REQUIREMENT:
Report all lines of the records that contain "screenshot".

*** DATA RECORDS Section Begins ***

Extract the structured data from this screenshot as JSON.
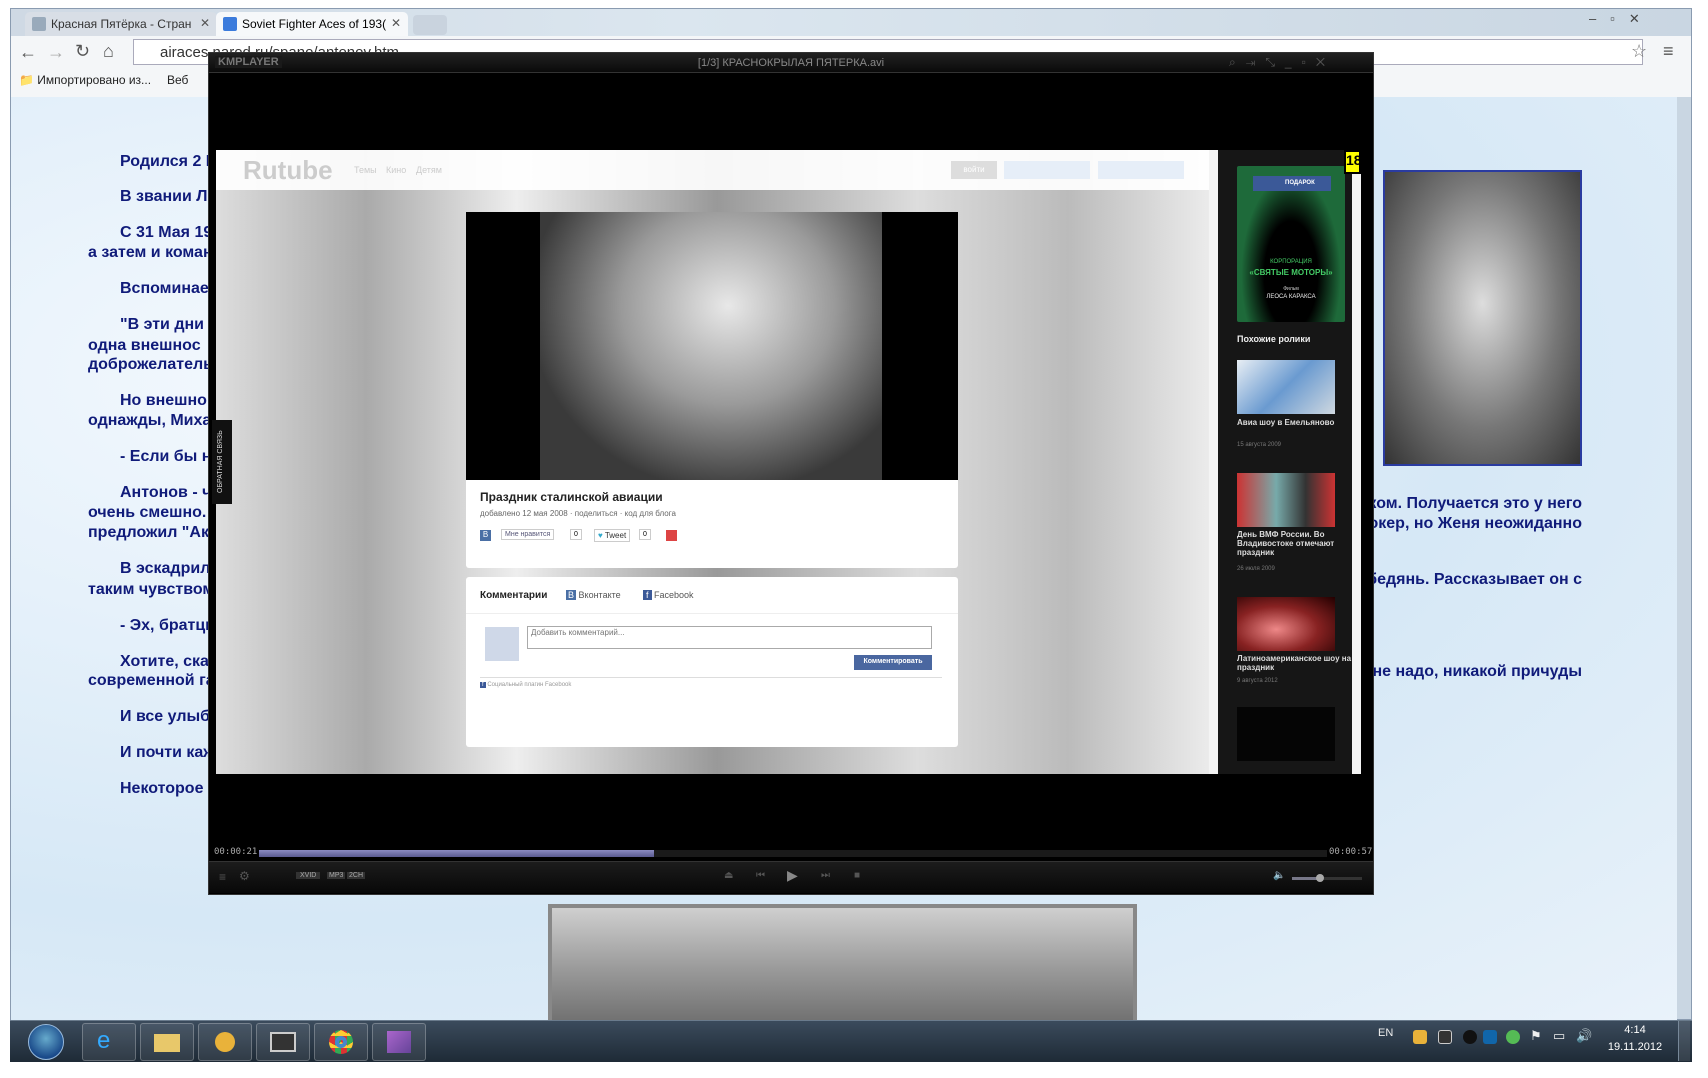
{
  "browser": {
    "tabs": [
      {
        "label": "Красная Пятёрка - Стран",
        "active": false
      },
      {
        "label": "Soviet Fighter Aces of 193(",
        "active": true
      }
    ],
    "url": "airaces.narod.ru/spano/antonov.htm",
    "bookmarks": [
      "Импортировано из...",
      "Веб"
    ]
  },
  "page": {
    "left_lines": [
      "Родился 2 I",
      "В звании Л",
      "С 31 Мая 19",
      "а затем и коман",
      "Вспоминае",
      "\"В эти дни",
      "одна   внешнос",
      "доброжелатель",
      "Но внешно",
      "однажды, Миха",
      "- Если бы н",
      "Антонов - ч",
      "очень смешно.",
      "предложил \"Ак",
      "В эскадрил",
      "таким чувством",
      "- Эх, братць",
      "Хотите, ска",
      "современной га",
      "И все улыб",
      "И почти каж",
      "Некоторое"
    ],
    "right_lines": [
      "ком. Получается это у него",
      "окер, но Женя неожиданно",
      "бедянь. Рассказывает он с",
      "не надо, никакой причуды"
    ]
  },
  "player": {
    "brand": "KMPLAYER",
    "title": "[1/3] КРАСНОКРЫЛАЯ ПЯТЕРКА.avi",
    "time_elapsed": "00:00:21",
    "time_total": "00:00:57",
    "progress": 0.37,
    "volume": 0.4,
    "codecs": [
      "XVID",
      "MP3",
      "2CH"
    ],
    "feedback": "ОБРАТНАЯ СВЯЗЬ",
    "rutube": {
      "logo": "Rutube",
      "nav": [
        "Темы",
        "Кино",
        "Детям"
      ],
      "login": "войти",
      "video_title": "Праздник сталинской авиации",
      "meta": [
        "добавлено 12 мая 2008",
        "поделиться",
        "код для блога"
      ],
      "like_label": "Мне нравится",
      "like_count": "0",
      "tweet_label": "Tweet",
      "tweet_count": "0",
      "comments": {
        "heading": "Комментарии",
        "tabs": [
          "Вконтакте",
          "Facebook"
        ],
        "placeholder": "Добавить комментарий...",
        "submit": "Комментировать",
        "plugin": "Социальный плагин Facebook"
      },
      "ad": {
        "badge": "ПОДАРОК",
        "line1": "КОРПОРАЦИЯ",
        "line2": "«СВЯТЫЕ МОТОРЫ»",
        "line3": "Фильм",
        "line4": "ЛЕОСА КАРАКСА"
      },
      "related_heading": "Похожие ролики",
      "related": [
        {
          "title": "Авиа шоу в Емельяново",
          "date": "15 августа 2009"
        },
        {
          "title": "День ВМФ России. Во Владивостоке отмечают праздник",
          "date": "26 июля 2009"
        },
        {
          "title": "Латиноамериканское шоу на праздник",
          "date": "9 августа 2012"
        }
      ]
    },
    "overlay_badge": "18"
  },
  "taskbar": {
    "lang": "EN",
    "time": "4:14",
    "date": "19.11.2012"
  }
}
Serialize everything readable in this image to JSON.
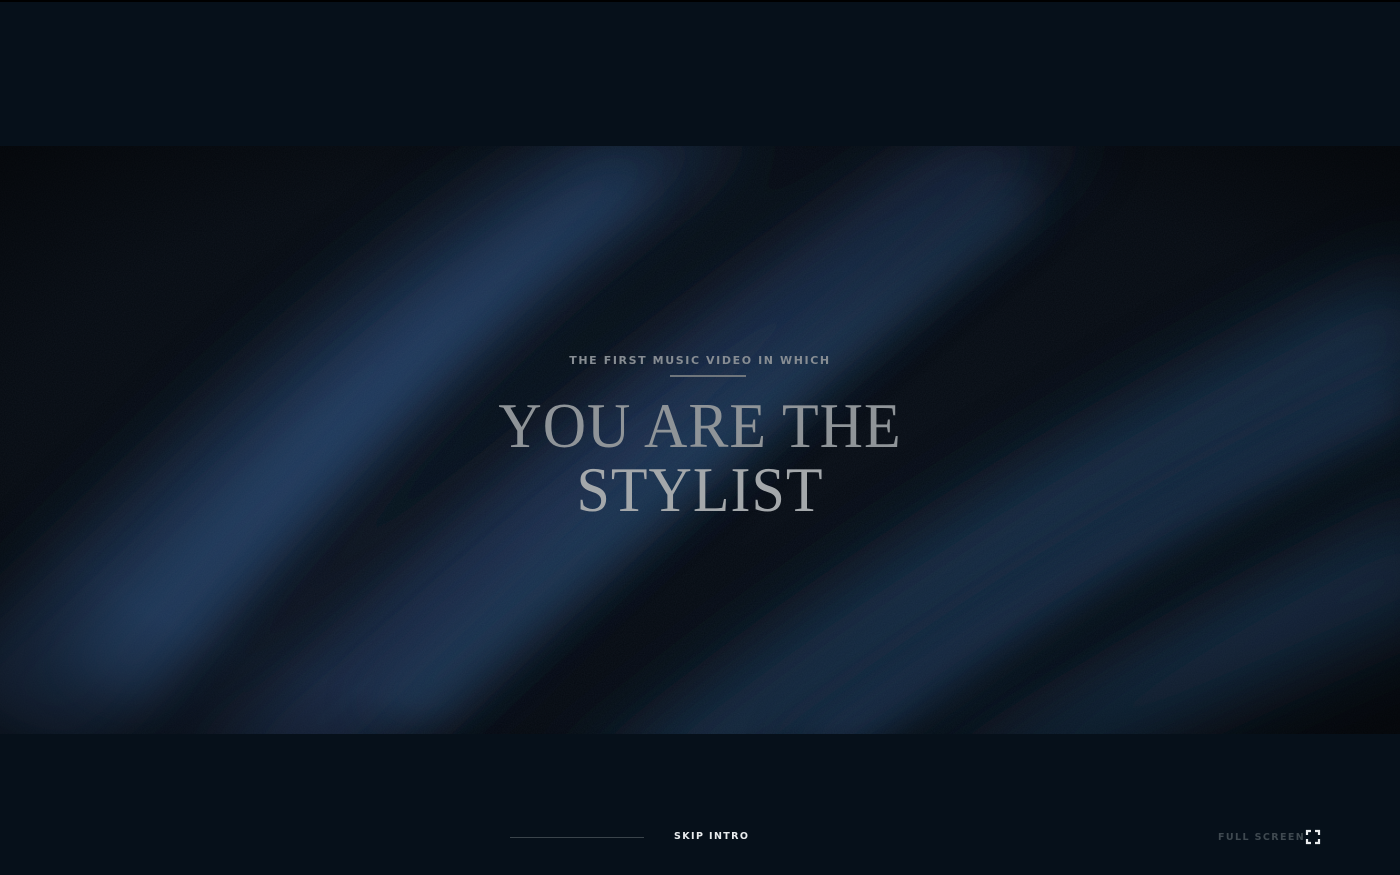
{
  "intro": {
    "eyebrow": "THE FIRST MUSIC VIDEO IN WHICH",
    "headline_line1": "YOU ARE THE",
    "headline_line2": "STYLIST"
  },
  "controls": {
    "skip_label": "SKIP INTRO",
    "fullscreen_label": "FULL SCREEN",
    "fullscreen_icon": "fullscreen-icon"
  },
  "colors": {
    "background": "#06101a",
    "video_dark": "#050b13",
    "fabric_highlight": "#1e3a5f",
    "headline": "#a4a8ab",
    "skip_text": "#e9ecee",
    "fullscreen_text": "#3f4950"
  }
}
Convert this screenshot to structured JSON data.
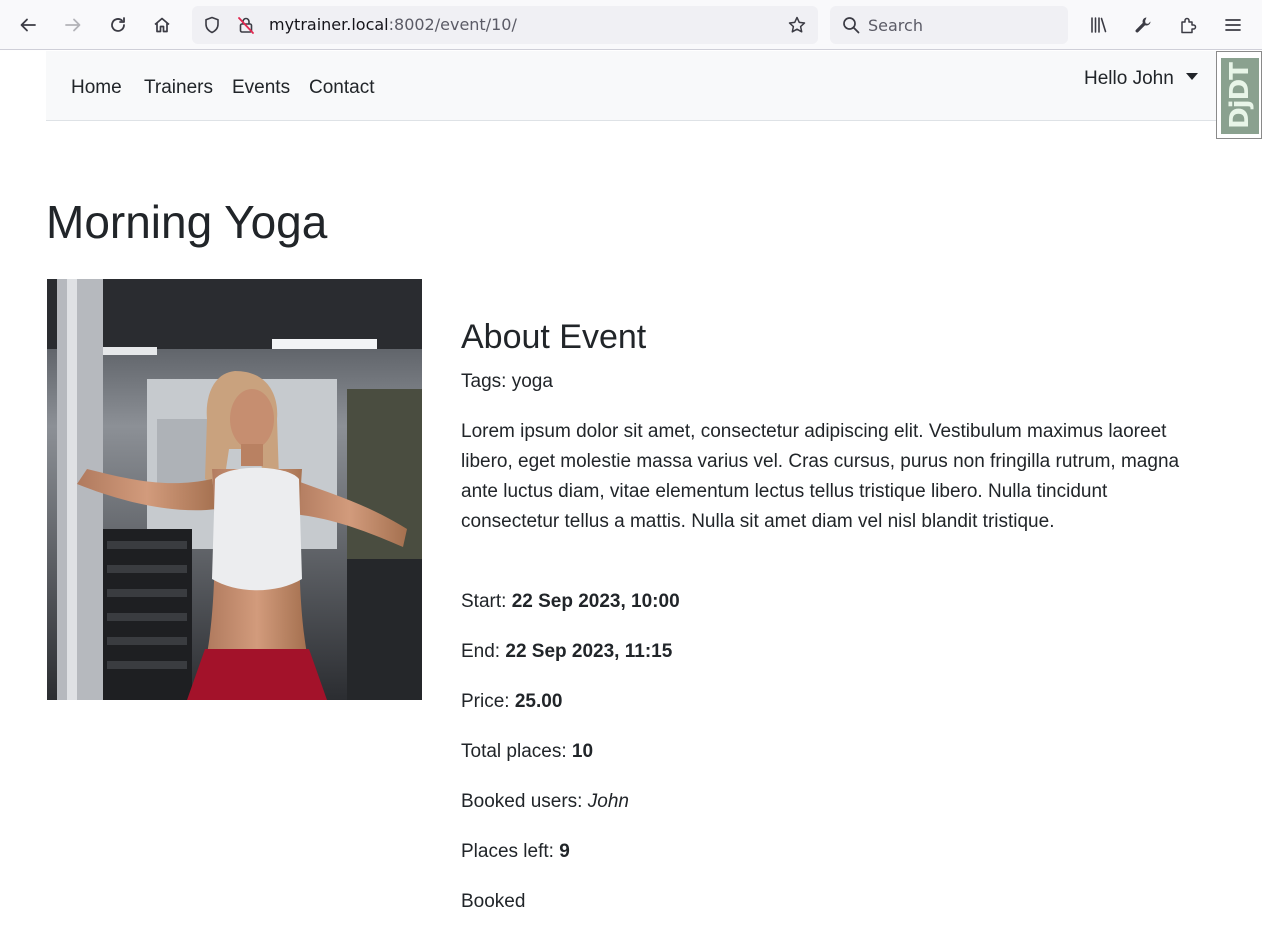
{
  "browser": {
    "url_host": "mytrainer.local",
    "url_rest": ":8002/event/10/",
    "search_placeholder": "Search"
  },
  "navbar": {
    "links": [
      "Home",
      "Trainers",
      "Events",
      "Contact"
    ],
    "user_menu": "Hello John"
  },
  "debug_toolbar": {
    "label": "DjDT"
  },
  "event": {
    "title": "Morning Yoga",
    "about_heading": "About Event",
    "tags_label": "Tags: ",
    "tags": "yoga",
    "description": "Lorem ipsum dolor sit amet, consectetur adipiscing elit. Vestibulum maximus laoreet libero, eget molestie massa varius vel. Cras cursus, purus non fringilla rutrum, magna ante luctus diam, vitae elementum lectus tellus tristique libero. Nulla tincidunt consectetur tellus a mattis. Nulla sit amet diam vel nisl blandit tristique.",
    "start_label": "Start: ",
    "start": "22 Sep 2023, 10:00",
    "end_label": "End: ",
    "end": "22 Sep 2023, 11:15",
    "price_label": "Price: ",
    "price": "25.00",
    "total_places_label": "Total places: ",
    "total_places": "10",
    "booked_users_label": "Booked users: ",
    "booked_users": "John",
    "places_left_label": "Places left: ",
    "places_left": "9",
    "status": "Booked"
  }
}
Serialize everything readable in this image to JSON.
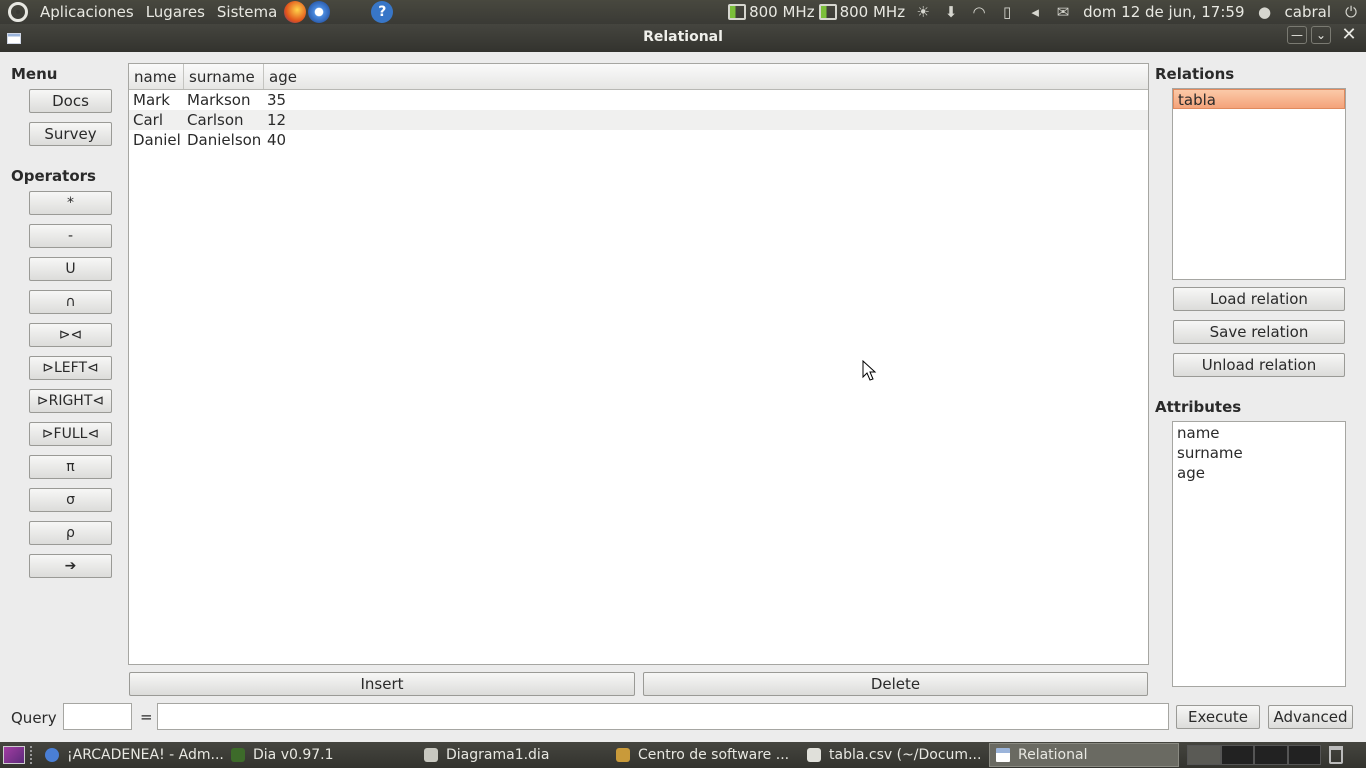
{
  "top_panel": {
    "menus": [
      "Aplicaciones",
      "Lugares",
      "Sistema"
    ],
    "cpu1": "800 MHz",
    "cpu2": "800 MHz",
    "clock": "dom 12 de jun, 17:59",
    "user": "cabral",
    "help_glyph": "?"
  },
  "window": {
    "title": "Relational",
    "min_glyph": "—",
    "max_glyph": "⌄",
    "close_glyph": "✕"
  },
  "menu": {
    "heading": "Menu",
    "docs": "Docs",
    "survey": "Survey"
  },
  "operators": {
    "heading": "Operators",
    "items": [
      "*",
      "-",
      "U",
      "∩",
      "⊳⊲",
      "⊳LEFT⊲",
      "⊳RIGHT⊲",
      "⊳FULL⊲",
      "π",
      "σ",
      "ρ",
      "➔"
    ]
  },
  "table": {
    "columns": [
      "name",
      "surname",
      "age"
    ],
    "rows": [
      [
        "Mark",
        "Markson",
        "35"
      ],
      [
        "Carl",
        "Carlson",
        "12"
      ],
      [
        "Daniel",
        "Danielson",
        "40"
      ]
    ],
    "insert": "Insert",
    "delete": "Delete"
  },
  "relations": {
    "heading": "Relations",
    "items": [
      "tabla"
    ],
    "selected": "tabla",
    "load": "Load relation",
    "save": "Save relation",
    "unload": "Unload relation"
  },
  "attributes": {
    "heading": "Attributes",
    "items": [
      "name",
      "surname",
      "age"
    ]
  },
  "query": {
    "label": "Query",
    "equals": "=",
    "result_name": "",
    "expression": "",
    "execute": "Execute",
    "advanced": "Advanced"
  },
  "taskbar": {
    "tasks": [
      "¡ARCADENEA! - Adm...",
      "Dia v0.97.1",
      "Diagrama1.dia",
      "Centro de software ...",
      "tabla.csv (~/Docum...",
      "Relational"
    ],
    "active": "Relational"
  },
  "colors": {
    "selection": "#f4a37a",
    "panel": "#3a3a35",
    "window_bg": "#ececec"
  }
}
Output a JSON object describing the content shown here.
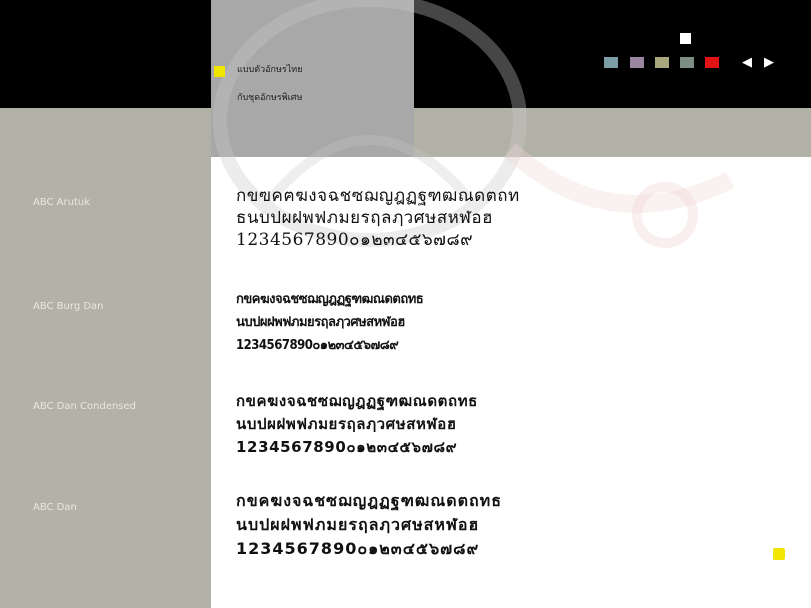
{
  "header": {
    "title_line1": "แบบตัวอักษรไทย",
    "title_line2": "กับชุดอักษรพิเศษ",
    "nav_prev_label": "◀",
    "nav_next_label": "▶"
  },
  "colors": {
    "accent_yellow": "#f0e600",
    "swatches": [
      "#7c9ca6",
      "#9a86a0",
      "#a8a87c",
      "#7e8e84",
      "#e01414"
    ],
    "selected_swatch": "#ffffff"
  },
  "fonts": [
    {
      "name": "ABC Arutuk",
      "lines": [
        "กขฃคฅฆงจฉชซฌญฎฏฐฑฒณดตถท",
        "ธนบปผฝพฟภมยรฤลฦวศษสหฬอฮ",
        "1234567890๐๑๒๓๔๕๖๗๘๙"
      ]
    },
    {
      "name": "ABC Burg Dan",
      "lines": [
        "กขคฆงจฉชซฌญฎฏฐฑฒณดตถทธ",
        "นบปผฝพฟภมยรฤลฦวศษสหฬอฮ",
        "1234567890๐๑๒๓๔๕๖๗๘๙"
      ]
    },
    {
      "name": "ABC Dan Condensed",
      "lines": [
        "กขคฆงจฉชซฌญฎฏฐฑฒณดตถทธ",
        "นบปผฝพฟภมยรฤลฦวศษสหฬอฮ",
        "1234567890๐๑๒๓๔๕๖๗๘๙"
      ]
    },
    {
      "name": "ABC Dan",
      "lines": [
        "กขคฆงจฉชซฌญฎฏฐฑฒณดตถทธ",
        "นบปผฝพฟภมยรฤลฦวศษสหฬอฮ",
        "1234567890๐๑๒๓๔๕๖๗๘๙"
      ]
    }
  ]
}
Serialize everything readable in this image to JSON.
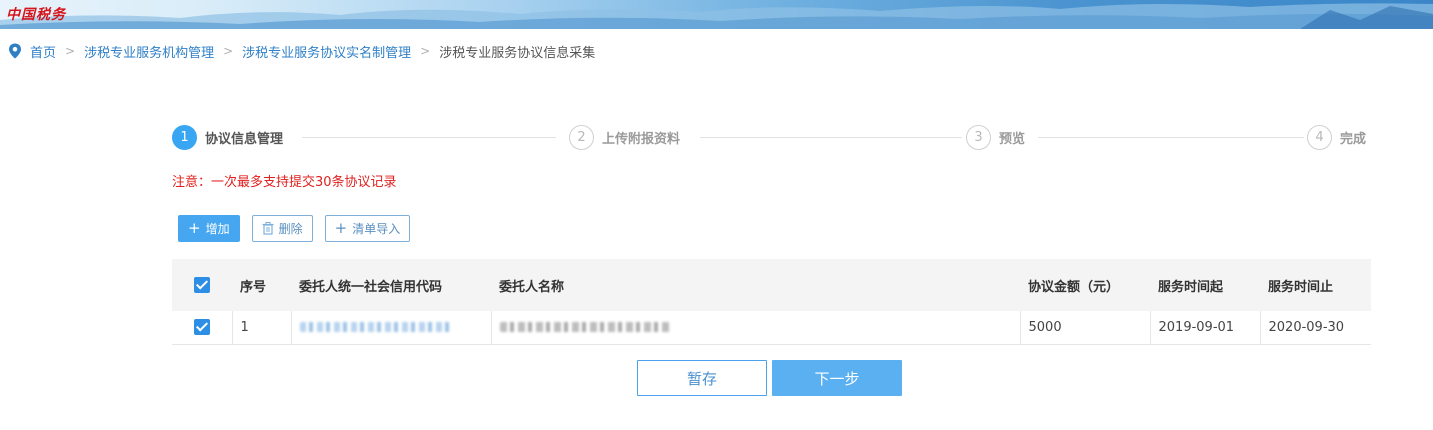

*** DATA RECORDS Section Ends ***

PROBLEM SOLUTION:
Extract the structured data from this screenshot as JSON.
Convert this screenshot to structured JSON data.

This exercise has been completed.